*** Block opens ***

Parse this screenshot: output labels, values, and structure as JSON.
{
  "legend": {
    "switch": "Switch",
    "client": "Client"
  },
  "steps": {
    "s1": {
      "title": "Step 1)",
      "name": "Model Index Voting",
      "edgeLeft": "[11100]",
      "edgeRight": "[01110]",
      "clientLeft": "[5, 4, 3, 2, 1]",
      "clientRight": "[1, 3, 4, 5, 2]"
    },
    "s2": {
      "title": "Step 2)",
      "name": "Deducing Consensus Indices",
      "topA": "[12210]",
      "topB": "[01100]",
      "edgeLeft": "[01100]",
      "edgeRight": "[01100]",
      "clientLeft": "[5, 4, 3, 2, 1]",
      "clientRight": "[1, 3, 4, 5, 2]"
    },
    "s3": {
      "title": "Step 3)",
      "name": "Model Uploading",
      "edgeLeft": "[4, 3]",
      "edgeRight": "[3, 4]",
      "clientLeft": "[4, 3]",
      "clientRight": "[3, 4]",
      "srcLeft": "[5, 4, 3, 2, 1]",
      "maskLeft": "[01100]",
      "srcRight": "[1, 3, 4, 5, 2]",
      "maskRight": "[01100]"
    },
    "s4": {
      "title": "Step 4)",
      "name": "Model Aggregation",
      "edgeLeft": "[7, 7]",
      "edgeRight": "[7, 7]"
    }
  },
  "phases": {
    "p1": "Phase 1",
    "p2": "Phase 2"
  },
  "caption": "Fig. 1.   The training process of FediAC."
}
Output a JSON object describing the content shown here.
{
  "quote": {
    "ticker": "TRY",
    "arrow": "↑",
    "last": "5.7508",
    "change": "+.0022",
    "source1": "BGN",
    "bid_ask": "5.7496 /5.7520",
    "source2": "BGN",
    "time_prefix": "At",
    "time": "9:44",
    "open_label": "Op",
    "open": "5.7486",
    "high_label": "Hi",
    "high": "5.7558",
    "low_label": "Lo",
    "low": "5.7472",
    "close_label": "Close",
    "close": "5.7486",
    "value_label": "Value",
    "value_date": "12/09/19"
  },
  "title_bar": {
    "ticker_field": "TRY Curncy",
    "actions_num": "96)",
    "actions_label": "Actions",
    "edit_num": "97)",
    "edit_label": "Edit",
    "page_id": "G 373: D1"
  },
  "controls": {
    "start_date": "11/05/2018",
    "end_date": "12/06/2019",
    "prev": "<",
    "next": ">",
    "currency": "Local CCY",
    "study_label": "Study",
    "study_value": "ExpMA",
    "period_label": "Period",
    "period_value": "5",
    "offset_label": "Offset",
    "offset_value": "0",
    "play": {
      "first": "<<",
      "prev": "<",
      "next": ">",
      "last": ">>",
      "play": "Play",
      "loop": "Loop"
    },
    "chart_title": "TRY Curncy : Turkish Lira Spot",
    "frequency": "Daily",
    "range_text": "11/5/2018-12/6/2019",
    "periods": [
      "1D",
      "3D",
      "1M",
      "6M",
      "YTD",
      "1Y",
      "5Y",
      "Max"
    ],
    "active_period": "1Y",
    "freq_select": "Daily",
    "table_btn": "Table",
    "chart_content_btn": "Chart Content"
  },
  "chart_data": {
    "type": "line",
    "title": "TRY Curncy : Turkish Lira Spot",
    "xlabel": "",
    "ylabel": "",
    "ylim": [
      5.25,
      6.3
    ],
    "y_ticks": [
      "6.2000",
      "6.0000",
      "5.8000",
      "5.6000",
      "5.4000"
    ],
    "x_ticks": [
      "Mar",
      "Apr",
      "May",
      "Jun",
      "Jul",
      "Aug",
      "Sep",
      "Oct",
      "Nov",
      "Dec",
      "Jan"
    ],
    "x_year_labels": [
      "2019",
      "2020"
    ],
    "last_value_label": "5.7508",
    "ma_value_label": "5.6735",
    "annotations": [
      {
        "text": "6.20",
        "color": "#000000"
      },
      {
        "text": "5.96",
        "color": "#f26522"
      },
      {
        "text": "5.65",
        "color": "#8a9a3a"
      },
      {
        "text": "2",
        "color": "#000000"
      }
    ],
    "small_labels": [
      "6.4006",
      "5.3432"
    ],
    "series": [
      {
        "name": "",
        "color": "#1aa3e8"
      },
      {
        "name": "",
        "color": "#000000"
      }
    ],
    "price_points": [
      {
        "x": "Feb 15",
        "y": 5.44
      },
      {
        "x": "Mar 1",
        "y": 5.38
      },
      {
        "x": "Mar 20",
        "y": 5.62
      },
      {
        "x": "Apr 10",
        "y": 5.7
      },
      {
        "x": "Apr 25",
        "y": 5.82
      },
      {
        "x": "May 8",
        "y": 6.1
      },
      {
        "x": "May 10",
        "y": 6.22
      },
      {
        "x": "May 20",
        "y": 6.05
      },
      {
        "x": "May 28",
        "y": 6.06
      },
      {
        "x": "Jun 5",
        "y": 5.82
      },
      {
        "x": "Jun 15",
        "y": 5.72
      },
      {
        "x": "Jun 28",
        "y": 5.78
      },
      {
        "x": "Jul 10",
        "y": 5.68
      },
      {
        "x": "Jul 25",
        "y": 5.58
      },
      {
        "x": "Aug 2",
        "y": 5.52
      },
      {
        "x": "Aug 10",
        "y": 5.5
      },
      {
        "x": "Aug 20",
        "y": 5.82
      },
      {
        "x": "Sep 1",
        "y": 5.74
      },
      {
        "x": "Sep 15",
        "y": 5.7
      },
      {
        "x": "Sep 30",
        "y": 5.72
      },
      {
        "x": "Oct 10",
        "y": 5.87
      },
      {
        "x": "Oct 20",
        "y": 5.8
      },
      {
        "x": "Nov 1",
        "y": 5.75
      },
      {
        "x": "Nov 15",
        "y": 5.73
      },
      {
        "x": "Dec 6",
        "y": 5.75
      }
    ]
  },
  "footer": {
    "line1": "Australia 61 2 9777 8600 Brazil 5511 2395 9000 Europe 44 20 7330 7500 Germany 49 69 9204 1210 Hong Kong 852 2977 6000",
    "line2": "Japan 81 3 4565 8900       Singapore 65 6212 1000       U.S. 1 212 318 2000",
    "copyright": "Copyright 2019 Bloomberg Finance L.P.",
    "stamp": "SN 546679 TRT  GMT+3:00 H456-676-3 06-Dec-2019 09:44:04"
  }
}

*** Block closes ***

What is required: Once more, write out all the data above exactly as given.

Response to the exercise:
Parse this screenshot: output labels, values, and structure as JSON.
{
  "legend": {
    "switch": "Switch",
    "client": "Client"
  },
  "steps": {
    "s1": {
      "title": "Step 1)",
      "name": "Model Index Voting",
      "edgeLeft": "[11100]",
      "edgeRight": "[01110]",
      "clientLeft": "[5, 4, 3, 2, 1]",
      "clientRight": "[1, 3, 4, 5, 2]"
    },
    "s2": {
      "title": "Step 2)",
      "name": "Deducing Consensus Indices",
      "topA": "[12210]",
      "topB": "[01100]",
      "edgeLeft": "[01100]",
      "edgeRight": "[01100]",
      "clientLeft": "[5, 4, 3, 2, 1]",
      "clientRight": "[1, 3, 4, 5, 2]"
    },
    "s3": {
      "title": "Step 3)",
      "name": "Model Uploading",
      "edgeLeft": "[4, 3]",
      "edgeRight": "[3, 4]",
      "clientLeft": "[4, 3]",
      "clientRight": "[3, 4]",
      "srcLeft": "[5, 4, 3, 2, 1]",
      "maskLeft": "[01100]",
      "srcRight": "[1, 3, 4, 5, 2]",
      "maskRight": "[01100]"
    },
    "s4": {
      "title": "Step 4)",
      "name": "Model Aggregation",
      "edgeLeft": "[7, 7]",
      "edgeRight": "[7, 7]"
    }
  },
  "phases": {
    "p1": "Phase 1",
    "p2": "Phase 2"
  },
  "caption": "Fig. 1.   The training process of FediAC."
}
Output a JSON object describing the content shown here.
{
  "quote": {
    "ticker": "TRY",
    "arrow": "↑",
    "last": "5.7508",
    "change": "+.0022",
    "source1": "BGN",
    "bid_ask": "5.7496 /5.7520",
    "source2": "BGN",
    "time_prefix": "At",
    "time": "9:44",
    "open_label": "Op",
    "open": "5.7486",
    "high_label": "Hi",
    "high": "5.7558",
    "low_label": "Lo",
    "low": "5.7472",
    "close_label": "Close",
    "close": "5.7486",
    "value_label": "Value",
    "value_date": "12/09/19"
  },
  "title_bar": {
    "ticker_field": "TRY Curncy",
    "actions_num": "96)",
    "actions_label": "Actions",
    "edit_num": "97)",
    "edit_label": "Edit",
    "page_id": "G 373: D1"
  },
  "controls": {
    "start_date": "11/05/2018",
    "end_date": "12/06/2019",
    "prev": "<",
    "next": ">",
    "currency": "Local CCY",
    "study_label": "Study",
    "study_value": "ExpMA",
    "period_label": "Period",
    "period_value": "5",
    "offset_label": "Offset",
    "offset_value": "0",
    "play": {
      "first": "<<",
      "prev": "<",
      "next": ">",
      "last": ">>",
      "play": "Play",
      "loop": "Loop"
    },
    "chart_title": "TRY Curncy : Turkish Lira Spot",
    "frequency": "Daily",
    "range_text": "11/5/2018-12/6/2019",
    "periods": [
      "1D",
      "3D",
      "1M",
      "6M",
      "YTD",
      "1Y",
      "5Y",
      "Max"
    ],
    "active_period": "1Y",
    "freq_select": "Daily",
    "table_btn": "Table",
    "chart_content_btn": "Chart Content"
  },
  "chart_data": {
    "type": "line",
    "title": "TRY Curncy : Turkish Lira Spot",
    "xlabel": "",
    "ylabel": "",
    "ylim": [
      5.25,
      6.3
    ],
    "y_ticks": [
      "6.2000",
      "6.0000",
      "5.8000",
      "5.6000",
      "5.4000"
    ],
    "x_ticks": [
      "Mar",
      "Apr",
      "May",
      "Jun",
      "Jul",
      "Aug",
      "Sep",
      "Oct",
      "Nov",
      "Dec",
      "Jan"
    ],
    "x_year_labels": [
      "2019",
      "2020"
    ],
    "last_value_label": "5.7508",
    "ma_value_label": "5.6735",
    "annotations": [
      {
        "text": "6.20",
        "color": "#000000"
      },
      {
        "text": "5.96",
        "color": "#f26522"
      },
      {
        "text": "5.65",
        "color": "#8a9a3a"
      },
      {
        "text": "2",
        "color": "#000000"
      }
    ],
    "small_labels": [
      "6.4006",
      "5.3432"
    ],
    "series": [
      {
        "name": "",
        "color": "#1aa3e8"
      },
      {
        "name": "",
        "color": "#000000"
      }
    ],
    "price_points": [
      {
        "x": "Feb 15",
        "y": 5.44
      },
      {
        "x": "Mar 1",
        "y": 5.38
      },
      {
        "x": "Mar 20",
        "y": 5.62
      },
      {
        "x": "Apr 10",
        "y": 5.7
      },
      {
        "x": "Apr 25",
        "y": 5.82
      },
      {
        "x": "May 8",
        "y": 6.1
      },
      {
        "x": "May 10",
        "y": 6.22
      },
      {
        "x": "May 20",
        "y": 6.05
      },
      {
        "x": "May 28",
        "y": 6.06
      },
      {
        "x": "Jun 5",
        "y": 5.82
      },
      {
        "x": "Jun 15",
        "y": 5.72
      },
      {
        "x": "Jun 28",
        "y": 5.78
      },
      {
        "x": "Jul 10",
        "y": 5.68
      },
      {
        "x": "Jul 25",
        "y": 5.58
      },
      {
        "x": "Aug 2",
        "y": 5.52
      },
      {
        "x": "Aug 10",
        "y": 5.5
      },
      {
        "x": "Aug 20",
        "y": 5.82
      },
      {
        "x": "Sep 1",
        "y": 5.74
      },
      {
        "x": "Sep 15",
        "y": 5.7
      },
      {
        "x": "Sep 30",
        "y": 5.72
      },
      {
        "x": "Oct 10",
        "y": 5.87
      },
      {
        "x": "Oct 20",
        "y": 5.8
      },
      {
        "x": "Nov 1",
        "y": 5.75
      },
      {
        "x": "Nov 15",
        "y": 5.73
      },
      {
        "x": "Dec 6",
        "y": 5.75
      }
    ]
  },
  "footer": {
    "line1": "Australia 61 2 9777 8600 Brazil 5511 2395 9000 Europe 44 20 7330 7500 Germany 49 69 9204 1210 Hong Kong 852 2977 6000",
    "line2": "Japan 81 3 4565 8900       Singapore 65 6212 1000       U.S. 1 212 318 2000",
    "copyright": "Copyright 2019 Bloomberg Finance L.P.",
    "stamp": "SN 546679 TRT  GMT+3:00 H456-676-3 06-Dec-2019 09:44:04"
  }
}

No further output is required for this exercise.